New Jersey (10-2 D, no change): Democrats got their preferred tiebreaking member on the bipartisan commission that will draw the lines, but Republicans should still have some credible pickup targets when the dust settles.
New Mexico (2-1 D, no change): While the state recently passed an advisory commission, Democrats could ignore its recommendations to pass a 3-0 plan-- but satisfying their incumbents may be tricky.
New York (19-8 D, losing a seat): The Empire State has a new commission system, but Democrats have the power to circumvent it and aim for a gerrymander that could give them as large as a 23-3 edge statewide.
North Carolina (8-5 R, adding a seat): The new NC-14 could be drawn as a red-leaning seat, while the GOP could try to reclaim one-- or both-- of the seats they coughed up in a court-ordered redistricting last cycle.
Ohio (12-4 R, losing a seat): The state’s new, less partisan redistricting system may-- or may not-- constrain Republican gerrymandering power.
Oklahoma (5-0 R, no change): With four solid seats, Republicans will want to ensure that Oklahoma City’s OK-5-- which Democrats won in 2018 but lost last year to now-Rep Stephanie Bice (R)-- is less prone to flipping in the future.
Oregon (4-1 D, adding a seat): With Republicans having a seat at the table, it is possible that the state will add a GOP-leaning but still competitive seat.
Pennsylvania (9-9 tie, losing a seat): With divided government, the state Supreme Court could be drawing another map, which could eliminate a Republican seat but make one or more Democratic seats more Republican in the process.
Rhode Island (2-0 D, no change): The state somewhat surprisingly kept its second seat in reapportionment, which means Democrats were prevented from losing one of the state’s two safe Democratic seats.
South Carolina (6-1 R, no change): Palmetto State Republicans will focus on shoring up first-term Rep. Nancy Mace (R, SC-1), and they will be aided in doing so by population growth patterns.
Tennessee (7-2 R, no change): Rep. Jim Cooper (D, TN-5) is in major danger of seeing his Nashville-based district dismantled, which wuld allow Republicans to win an 8-1 edge in the delegation.
Texas (23-13 R, adding two seats): At a minimum, Texas Republicans will try to grab the state’s two new seats through gerrymandering, and they very well could do even better than that.
Utah (4-0 R, no change): A new commission does not take the power from the state’s dominant Republicans, who likely will try to shore up first-term Rep. Burgess Owens (R, UT-4) in the state’s only truly competitive district.
Virginia (7-4 D, no change): Democrats are lamenting the creation of a new commission system, which could prevent the shoring up of swing-district Reps.

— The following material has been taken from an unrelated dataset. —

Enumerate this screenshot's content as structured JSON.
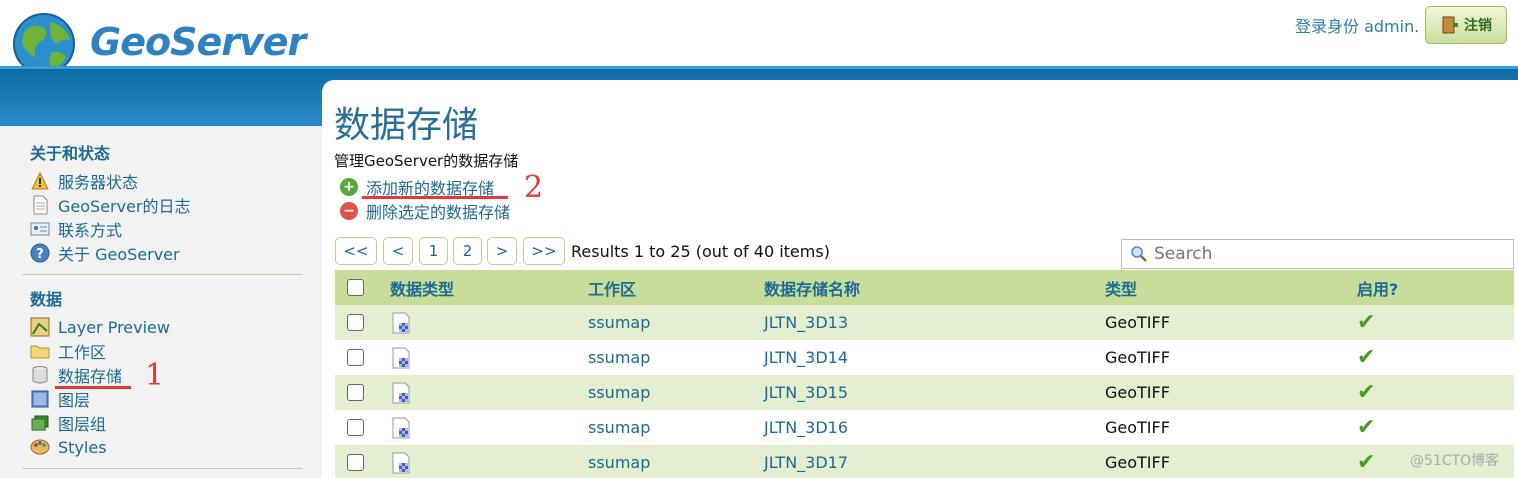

Elaine Luria (D, VA-2) and Abigail Spanberger (D, VA-7) and might even make them more vulnerable to Republican challengers.
Washington (7-3 D, no change): A commission system that has developed a reputation for protecting incumbents will draw the lines.
West Virginia (3-0 R, losing a seat): One of the state’s three Republicans will not be returning to the House in 2023 because of the state’s loss of a seat.
Wisconsin (5-3 R, no change): Divided government could throw redistricting to the state Supreme Court, and without major changes the now-open WI-3 will remain one of the top GOP pickup opportunities in the nation.